[T]ry picking a stubborn item from your own to-do list and redefining it until it becomes something that actually involves moving one of your limbs… Breaking each task down into its individual actions allows you to convert your work into things you can either physically do, or forget about, happy in the knowledge that it is in the system.
Heidi Grant Halvorson explains a particular strategy called if-then planning:
The trick is to not only decide what you need to do, but to also decide when andwhere you will do it, in advance. The general format of an if-then plan looks like this:
If (or When) ___________ occurs, then I will ________________.
When it’s 3 p.m. today, then I’ll stop whatever I’m doing and work on that project.

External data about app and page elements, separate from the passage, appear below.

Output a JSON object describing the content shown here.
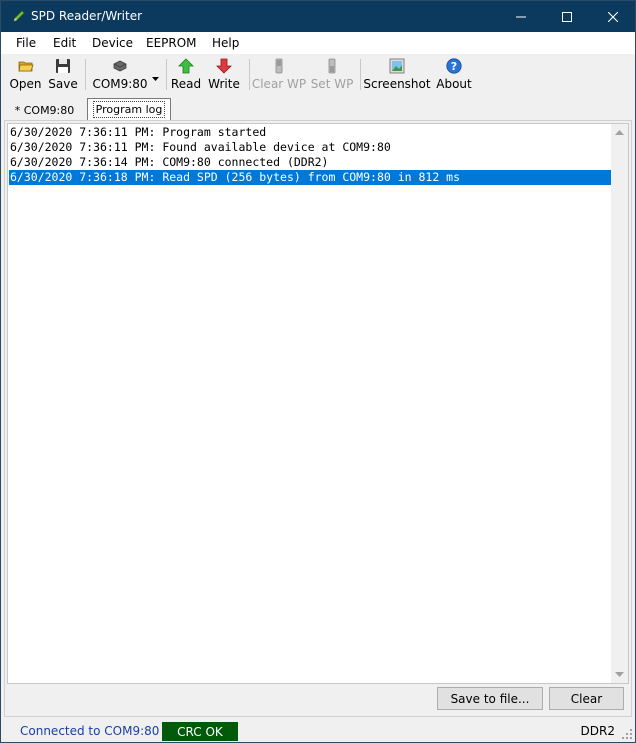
{
  "window": {
    "title": "SPD Reader/Writer"
  },
  "menu": [
    "File",
    "Edit",
    "Device",
    "EEPROM",
    "Help"
  ],
  "toolbar": {
    "open": "Open",
    "save": "Save",
    "port": "COM9:80",
    "read": "Read",
    "write": "Write",
    "clear_wp": "Clear WP",
    "set_wp": "Set WP",
    "screenshot": "Screenshot",
    "about": "About"
  },
  "tabs": [
    {
      "label": "* COM9:80",
      "active": false
    },
    {
      "label": "Program log",
      "active": true
    }
  ],
  "log": [
    "6/30/2020 7:36:11 PM: Program started",
    "6/30/2020 7:36:11 PM: Found available device at COM9:80",
    "6/30/2020 7:36:14 PM: COM9:80 connected (DDR2)",
    "6/30/2020 7:36:18 PM: Read SPD (256 bytes) from COM9:80 in 812 ms"
  ],
  "selected_log_index": 3,
  "buttons": {
    "save_to_file": "Save to file...",
    "clear": "Clear"
  },
  "status": {
    "connection": "Connected to COM9:80",
    "crc": "CRC OK",
    "ram_type": "DDR2"
  },
  "icons": {
    "app": "pencil-icon",
    "open": "folder-icon",
    "save": "floppy-icon",
    "port": "serial-device-icon",
    "read": "arrow-up-icon",
    "write": "arrow-down-icon",
    "clear_wp": "switch-icon",
    "set_wp": "switch-icon",
    "screenshot": "picture-icon",
    "about": "help-icon"
  },
  "colors": {
    "titlebar": "#0b3a5e",
    "selection": "#0078d7",
    "crc_ok": "#005a0a",
    "connection_text": "#1a3ea8"
  }
}
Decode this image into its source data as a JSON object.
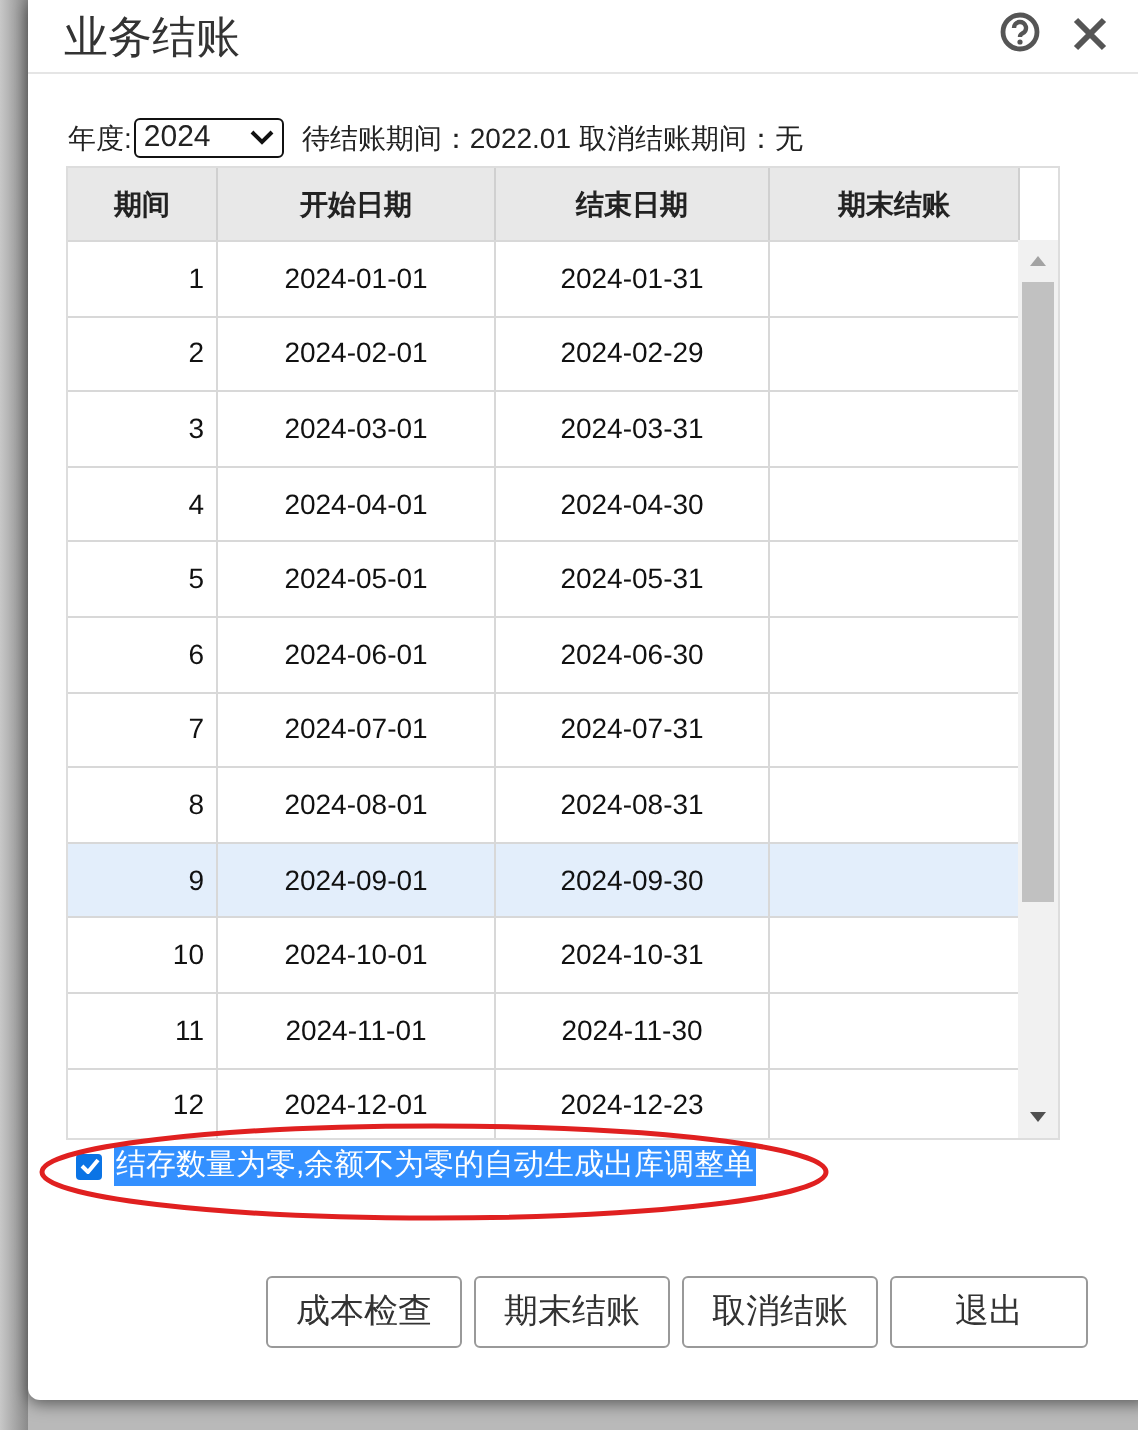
{
  "dialog": {
    "title": "业务结账"
  },
  "filter": {
    "year_label": "年度:",
    "year": "2024",
    "pending_period": "待结账期间：2022.01",
    "cancel_period": "取消结账期间：无"
  },
  "table": {
    "columns": [
      "期间",
      "开始日期",
      "结束日期",
      "期末结账"
    ],
    "rows": [
      {
        "cells": [
          "1",
          "2024-01-01",
          "2024-01-31",
          ""
        ],
        "selected": false
      },
      {
        "cells": [
          "2",
          "2024-02-01",
          "2024-02-29",
          ""
        ],
        "selected": false
      },
      {
        "cells": [
          "3",
          "2024-03-01",
          "2024-03-31",
          ""
        ],
        "selected": false
      },
      {
        "cells": [
          "4",
          "2024-04-01",
          "2024-04-30",
          ""
        ],
        "selected": false
      },
      {
        "cells": [
          "5",
          "2024-05-01",
          "2024-05-31",
          ""
        ],
        "selected": false
      },
      {
        "cells": [
          "6",
          "2024-06-01",
          "2024-06-30",
          ""
        ],
        "selected": false
      },
      {
        "cells": [
          "7",
          "2024-07-01",
          "2024-07-31",
          ""
        ],
        "selected": false
      },
      {
        "cells": [
          "8",
          "2024-08-01",
          "2024-08-31",
          ""
        ],
        "selected": false
      },
      {
        "cells": [
          "9",
          "2024-09-01",
          "2024-09-30",
          ""
        ],
        "selected": true
      },
      {
        "cells": [
          "10",
          "2024-10-01",
          "2024-10-31",
          ""
        ],
        "selected": false
      },
      {
        "cells": [
          "11",
          "2024-11-01",
          "2024-11-30",
          ""
        ],
        "selected": false
      },
      {
        "cells": [
          "12",
          "2024-12-01",
          "2024-12-23",
          ""
        ],
        "selected": false
      }
    ]
  },
  "option": {
    "label": "结存数量为零,余额不为零的自动生成出库调整单",
    "checked": true,
    "highlighted": true
  },
  "buttons": [
    "成本检查",
    "期末结账",
    "取消结账",
    "退出"
  ]
}
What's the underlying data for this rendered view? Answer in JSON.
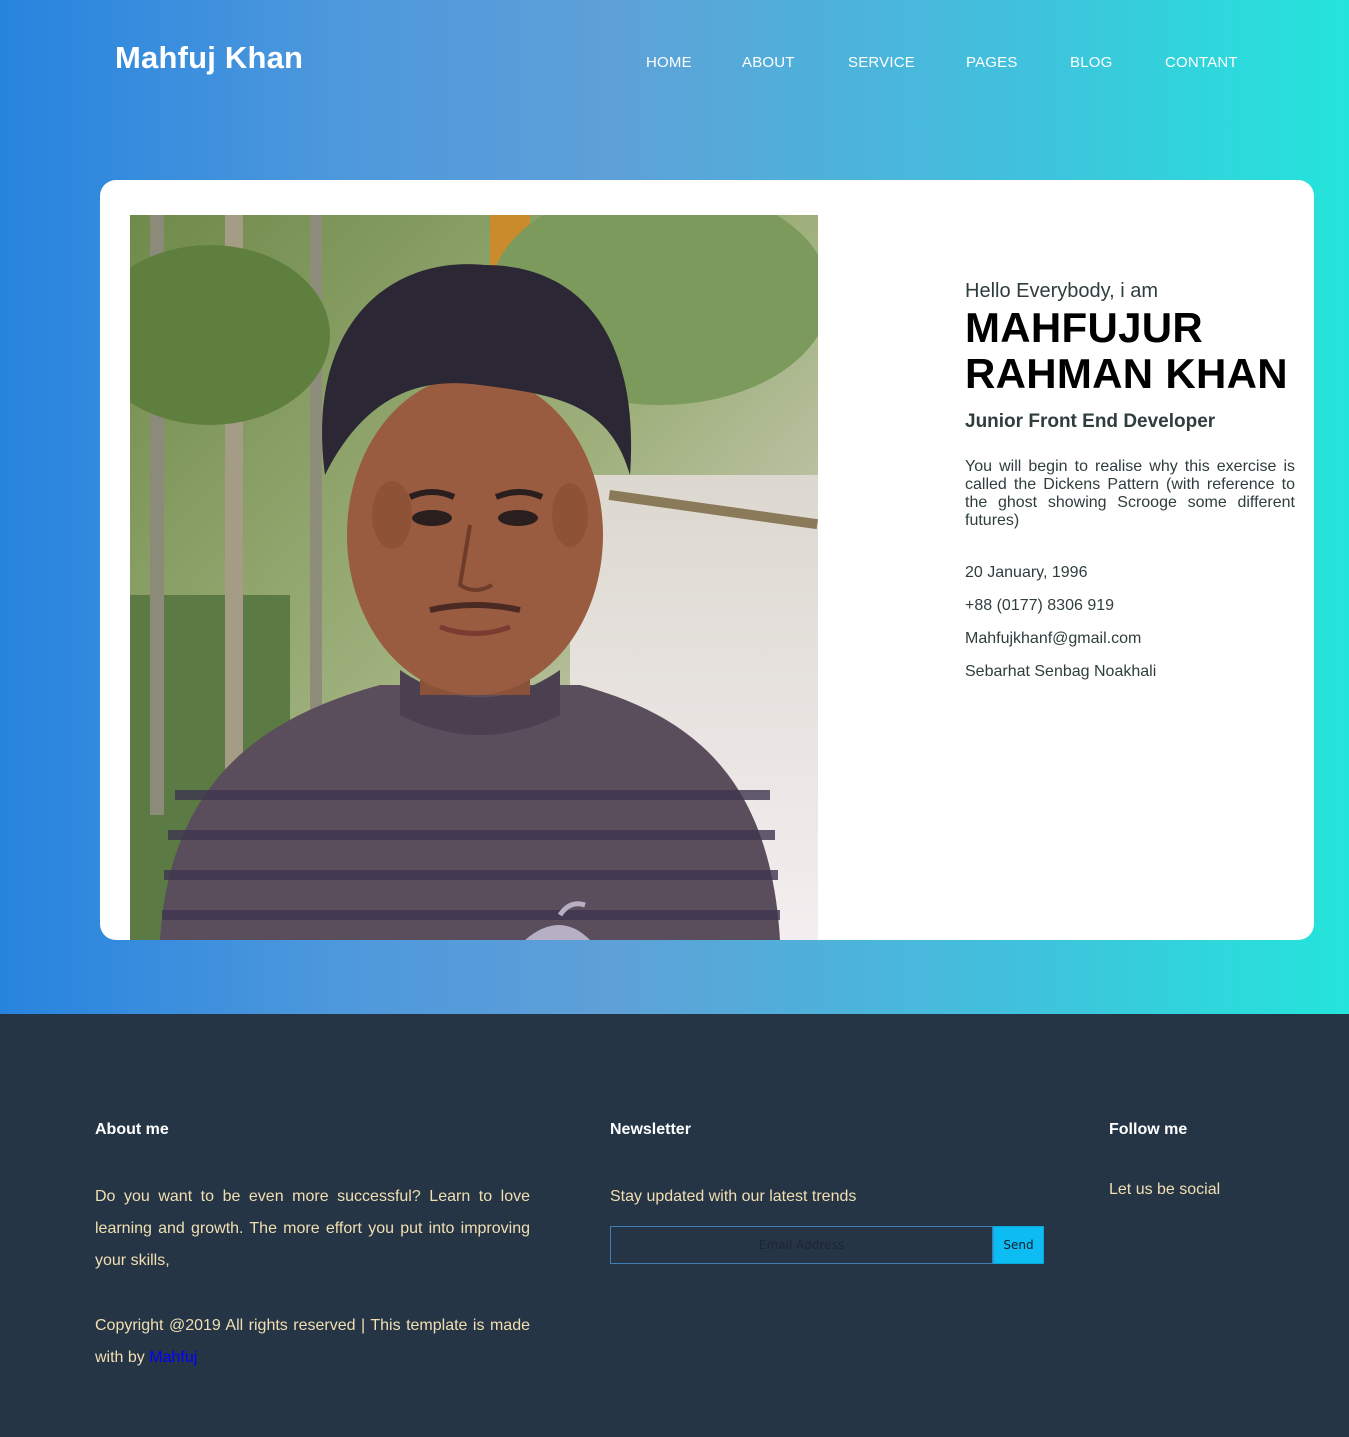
{
  "header": {
    "brand": "Mahfuj Khan",
    "nav": [
      "HOME",
      "ABOUT",
      "SERVICE",
      "PAGES",
      "BLOG",
      "CONTANT"
    ]
  },
  "profile": {
    "greeting": "Hello Everybody, i am",
    "name_line1": "MAHFUJUR",
    "name_line2": "RAHMAN KHAN",
    "role": "Junior Front End Developer",
    "description": "You will begin to realise why this exercise is called the Dickens Pattern (with reference to the ghost showing Scrooge some different futures)",
    "birthdate": "20 January, 1996",
    "phone": "+88 (0177) 8306 919",
    "email": "Mahfujkhanf@gmail.com",
    "address": "Sebarhat Senbag Noakhali"
  },
  "footer": {
    "about": {
      "title": "About me",
      "text": "Do you want to be even more successful? Learn to love learning and growth. The more effort you put into improving your skills,",
      "copyright": "Copyright @2019 All rights reserved | This template is made with by",
      "author_link": "Mahfuj"
    },
    "newsletter": {
      "title": "Newsletter",
      "text": "Stay updated with our latest trends",
      "email_placeholder": "Email Address",
      "send_label": "Send"
    },
    "follow": {
      "title": "Follow me",
      "text": "Let us be social"
    }
  },
  "colors": {
    "gradient_start": "#2784de",
    "gradient_end": "#23e5db",
    "footer_bg": "#253546",
    "footer_text": "#f1dfb2",
    "send_button": "#0dbcf3"
  }
}
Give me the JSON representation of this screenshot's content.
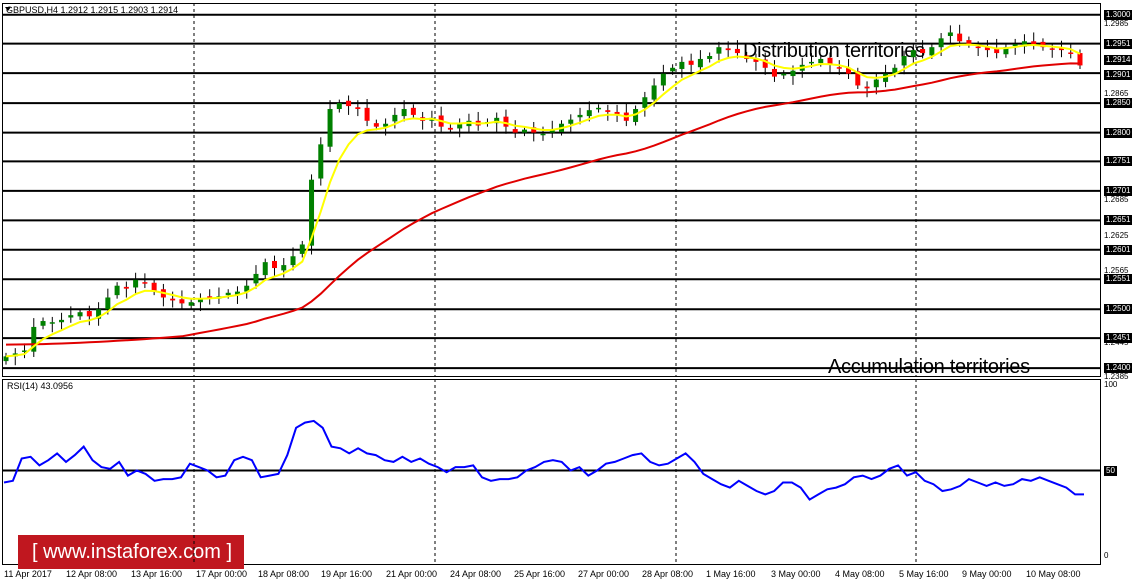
{
  "chart_title": "GBPUSD,H4  1.2912 1.2915 1.2903 1.2914",
  "rsi_title": "RSI(14) 43.0956",
  "annotations": {
    "distribution": "Distribution territories",
    "accumulation": "Accumulation territories"
  },
  "logo_text": "[  www.instaforex.com ]",
  "colors": {
    "candle_up": "#008000",
    "candle_down": "#ff0000",
    "ma_fast": "#ffff00",
    "ma_slow": "#e00000",
    "rsi_line": "#0000ff",
    "logo_bg": "#c0171f"
  },
  "price_labels": [
    {
      "text": "1.3000",
      "boxed": true
    },
    {
      "text": "1.2985",
      "boxed": false
    },
    {
      "text": "1.2951",
      "boxed": true
    },
    {
      "text": "1.2914",
      "boxed": true
    },
    {
      "text": "1.2901",
      "boxed": true
    },
    {
      "text": "1.2865",
      "boxed": false
    },
    {
      "text": "1.2850",
      "boxed": true
    },
    {
      "text": "1.2800",
      "boxed": true
    },
    {
      "text": "1.2751",
      "boxed": true
    },
    {
      "text": "1.2701",
      "boxed": true
    },
    {
      "text": "1.2685",
      "boxed": false
    },
    {
      "text": "1.2651",
      "boxed": true
    },
    {
      "text": "1.2625",
      "boxed": false
    },
    {
      "text": "1.2601",
      "boxed": true
    },
    {
      "text": "1.2565",
      "boxed": false
    },
    {
      "text": "1.2551",
      "boxed": true
    },
    {
      "text": "1.2500",
      "boxed": true
    },
    {
      "text": "1.2451",
      "boxed": true
    },
    {
      "text": "1.2445",
      "boxed": false
    },
    {
      "text": "1.2400",
      "boxed": true
    },
    {
      "text": "1.2385",
      "boxed": false
    }
  ],
  "horizontal_levels": [
    1.3,
    1.2951,
    1.2901,
    1.285,
    1.28,
    1.2751,
    1.2701,
    1.2651,
    1.2601,
    1.2551,
    1.25,
    1.2451,
    1.24
  ],
  "rsi_labels": [
    "100",
    "50",
    "0"
  ],
  "time_labels": [
    "11 Apr 2017",
    "12 Apr 08:00",
    "13 Apr 16:00",
    "17 Apr 00:00",
    "18 Apr 08:00",
    "19 Apr 16:00",
    "21 Apr 00:00",
    "24 Apr 08:00",
    "25 Apr 16:00",
    "27 Apr 00:00",
    "28 Apr 08:00",
    "1 May 16:00",
    "3 May 00:00",
    "4 May 08:00",
    "5 May 16:00",
    "9 May 00:00",
    "10 May 08:00"
  ],
  "chart_data": {
    "type": "line",
    "price_scale": [
      1.2385,
      1.302
    ],
    "candles_close": [
      1.242,
      1.2425,
      1.243,
      1.247,
      1.248,
      1.2478,
      1.2482,
      1.249,
      1.2495,
      1.2488,
      1.25,
      1.252,
      1.254,
      1.2535,
      1.255,
      1.2545,
      1.253,
      1.252,
      1.2515,
      1.251,
      1.2512,
      1.2518,
      1.252,
      1.2522,
      1.2528,
      1.253,
      1.254,
      1.256,
      1.258,
      1.257,
      1.2575,
      1.259,
      1.261,
      1.272,
      1.278,
      1.284,
      1.285,
      1.2845,
      1.284,
      1.282,
      1.281,
      1.2815,
      1.283,
      1.284,
      1.283,
      1.282,
      1.2825,
      1.281,
      1.2805,
      1.2815,
      1.282,
      1.2812,
      1.2818,
      1.2825,
      1.281,
      1.28,
      1.2805,
      1.28,
      1.2798,
      1.2805,
      1.2815,
      1.2822,
      1.283,
      1.2838,
      1.2842,
      1.2835,
      1.283,
      1.282,
      1.284,
      1.286,
      1.288,
      1.29,
      1.291,
      1.292,
      1.2915,
      1.2925,
      1.293,
      1.2945,
      1.294,
      1.2935,
      1.2925,
      1.292,
      1.291,
      1.2895,
      1.29,
      1.2905,
      1.2915,
      1.292,
      1.2925,
      1.2915,
      1.291,
      1.29,
      1.288,
      1.2875,
      1.289,
      1.29,
      1.291,
      1.293,
      1.294,
      1.2935,
      1.2945,
      1.296,
      1.297,
      1.2955,
      1.295,
      1.2945,
      1.294,
      1.2935,
      1.2945,
      1.295,
      1.2955,
      1.295,
      1.2945,
      1.2942,
      1.294,
      1.2935,
      1.2914
    ],
    "rsi_values": [
      43,
      44,
      57,
      58,
      53,
      56,
      60,
      55,
      59,
      64,
      56,
      52,
      51,
      55,
      47,
      50,
      48,
      44,
      45,
      45,
      46,
      54,
      52,
      50,
      46,
      47,
      56,
      58,
      56,
      46,
      47,
      48,
      59,
      75,
      78,
      79,
      75,
      64,
      63,
      60,
      63,
      60,
      59,
      56,
      55,
      58,
      55,
      57,
      54,
      52,
      49,
      52,
      52,
      53,
      46,
      44,
      45,
      45,
      46,
      50,
      52,
      55,
      56,
      55,
      50,
      52,
      47,
      50,
      54,
      55,
      57,
      59,
      60,
      55,
      53,
      54,
      57,
      60,
      55,
      48,
      45,
      42,
      40,
      44,
      41,
      38,
      36,
      38,
      43,
      43,
      40,
      33,
      36,
      39,
      40,
      42,
      46,
      47,
      45,
      47,
      51,
      53,
      47,
      49,
      44,
      42,
      38,
      39,
      41,
      45,
      43,
      41,
      43,
      41,
      42,
      45,
      44,
      46,
      44,
      42,
      40,
      36,
      36
    ]
  }
}
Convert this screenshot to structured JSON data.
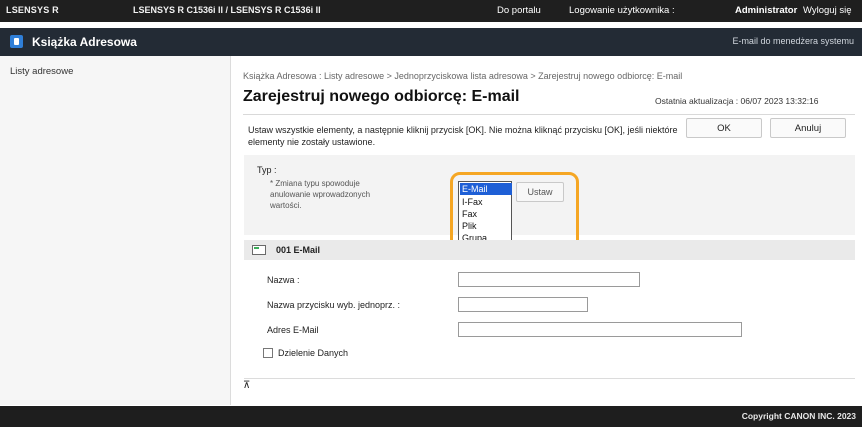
{
  "topbar": {
    "left_text": "LSENSYS R",
    "device_text": "LSENSYS R C1536i II / LSENSYS R C1536i II",
    "portal_link": "Do portalu",
    "login_label": "Logowanie użytkownika :",
    "user_name": "Administrator",
    "logout_link": "Wyloguj się"
  },
  "header": {
    "title": "Książka Adresowa",
    "email_admin_link": "E-mail do menedżera systemu"
  },
  "sidebar": {
    "items": [
      {
        "label": "Listy adresowe"
      }
    ]
  },
  "main": {
    "breadcrumb": "Książka Adresowa : Listy adresowe > Jednoprzyciskowa lista adresowa > Zarejestruj nowego odbiorcę: E-mail",
    "page_title": "Zarejestruj nowego odbiorcę: E-mail",
    "last_update": "Ostatnia aktualizacja : 06/07 2023 13:32:16",
    "instructions": "Ustaw wszystkie elementy, a następnie kliknij przycisk [OK]. Nie można kliknąć przycisku [OK], jeśli niektóre elementy nie zostały ustawione.",
    "ok_label": "OK",
    "cancel_label": "Anuluj"
  },
  "type_section": {
    "label": "Typ :",
    "note": "* Zmiana typu spowoduje anulowanie wprowadzonych wartości.",
    "options": [
      "E-Mail",
      "I-Fax",
      "Fax",
      "Plik",
      "Grupa"
    ],
    "selected": "E-Mail",
    "set_button": "Ustaw"
  },
  "entry": {
    "header": "001 E-Mail",
    "name_label": "Nazwa :",
    "button_name_label": "Nazwa przycisku wyb. jednoprz. :",
    "email_label": "Adres E-Mail",
    "name_value": "",
    "button_name_value": "",
    "email_value": "",
    "sharing_label": "Dzielenie Danych",
    "sharing_checked": false
  },
  "footer": {
    "copyright": "Copyright CANON INC. 2023"
  }
}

If it’s Monday, Wednesday, or Friday, then I’ll go to the gym before work.
If it’s Tuesday morning, then I will check in with all my direct reports.
This technique is also called implementation intention, a planning strategy that helps automate a desired action with cues and context.
Read the science behind making to-do lists for more details and strategies like implementation intention to help you become a to-do list master!
I don’t like to-do lists but found it odd that I still continue to use them. Is my list-making just a futile exercise or productivity-flavored self-torture?
The to-do list is an inescapable, age-old productivity tool. It is our very human attempt to create order in our disorderly lives and an expression of our ability to impose self-control. Most of us, including to-do list haters, keep one, and so do 63% of professionals, according to a survey released by LinkedIn in May 2012.
Yet to-do lists seem particularly difficult to tame.
At iDoneThis, we used to have a to-do task feature, and we discovered some interesting numbers demonstrating the common struggle to conquer our to-do lists:
- 41% of to-do items were never completed.
- 50% of completed to-do items are done within a day.
- 18% of completed to-do items are done within an hour.
- 10% of completed to-do items are done within a minute.
- 15% of dones started as to-do items.
In other words:
- people aren’t that great at completing their to-do tasks;
- tasks that do get completed are done quickly; and
- tasks that are reported as done don’t correlate with planned to-do tasks.
The popular to-do list, then, appears to be rather ineffective, and it’s this paradox that may explain the spiky love/hate relationship that people have with to-do lists. Is the to-do list just a blunt instrument to wield in the quest for personal productivity and getting stuff done? Or does the weakness lie deeper in ourselves in our human struggle to impose order and control?
It seemed too facile to chalk up the poor figures to the simple failure of to-do lists and/or humankind, so we wanted to take a closer look into why people aren’t good at completing their to-do lists.
I’ve gotten better at the drudgery of real life, but I still suffer from bad habits. I put off difficult tasks, and then I feel guilty about putting off these tasks, and I blow that guilt out of proportion, and then I rub all these bad feelings around my insides like broken glass. I become a worry machine. It is not an overstatement to say that the despair of these tiny, accumulated failures keeps me from truly living, because it creates in me a need to hide from the world. I needed to figure out a way to get right with the world—not because I was going to die soon, but because I probably wasn’t.
Sarah Hepola, on the weight of to-do lists.
The Problem: To-Do Lists Don’t Work for Me.
To-do lists just don’t work for some people.
Plus, a recent study by Amy Dalton and Stephen Spiller found that detailed planning works when you have one big to-do item, but the longer the list, the less powerful a tool it is to get stuff done.
For those of us who are unmoved by the to-do list (and the arguments of its most fervent disciples), we feel that they loom without spurring action, rebuke without encouragement. They don’t care about our circumstances or our moods. In fact, they don’t care about us at all, sitting there with items unchecked and uncrossed, coldly expectant. And in return, we don’t care about them. To-do lists can’t be effective when they are simultaneously discouraging and easy to ignore.
The always wonderful Maria Popova at Brain Pickings delves into the psychology of to-do lists in her discussion of John Tierney and Roy F. Baumeister’s book, Willpower: Rediscovering the Greatest Human Strength.
She points to the authors’ discussion of the Zeigarnik effect, which explains why our brains continue to nag us about what we leave unfinished. Originally thought to be the mind’s way of making sure we get stuff done, recent research shows that this nagging is to make a specific, doable plan of action to get stuff done.
Fascinating! Have you read Willpower? Let us know what you think!